**Your assignment**
Without changing anything, reproduce every record below.

═════ Excerpted data

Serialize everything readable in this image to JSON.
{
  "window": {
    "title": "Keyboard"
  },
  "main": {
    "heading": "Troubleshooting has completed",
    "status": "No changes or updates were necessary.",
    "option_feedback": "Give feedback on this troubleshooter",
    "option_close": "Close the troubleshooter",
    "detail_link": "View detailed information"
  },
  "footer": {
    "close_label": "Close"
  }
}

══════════

**Answer section**
Serialize everything readable in this image to JSON.
{
  "window": {
    "title": "Keyboard"
  },
  "main": {
    "heading": "Troubleshooting has completed",
    "status": "No changes or updates were necessary.",
    "option_feedback": "Give feedback on this troubleshooter",
    "option_close": "Close the troubleshooter",
    "detail_link": "View detailed information"
  },
  "footer": {
    "close_label": "Close"
  }
}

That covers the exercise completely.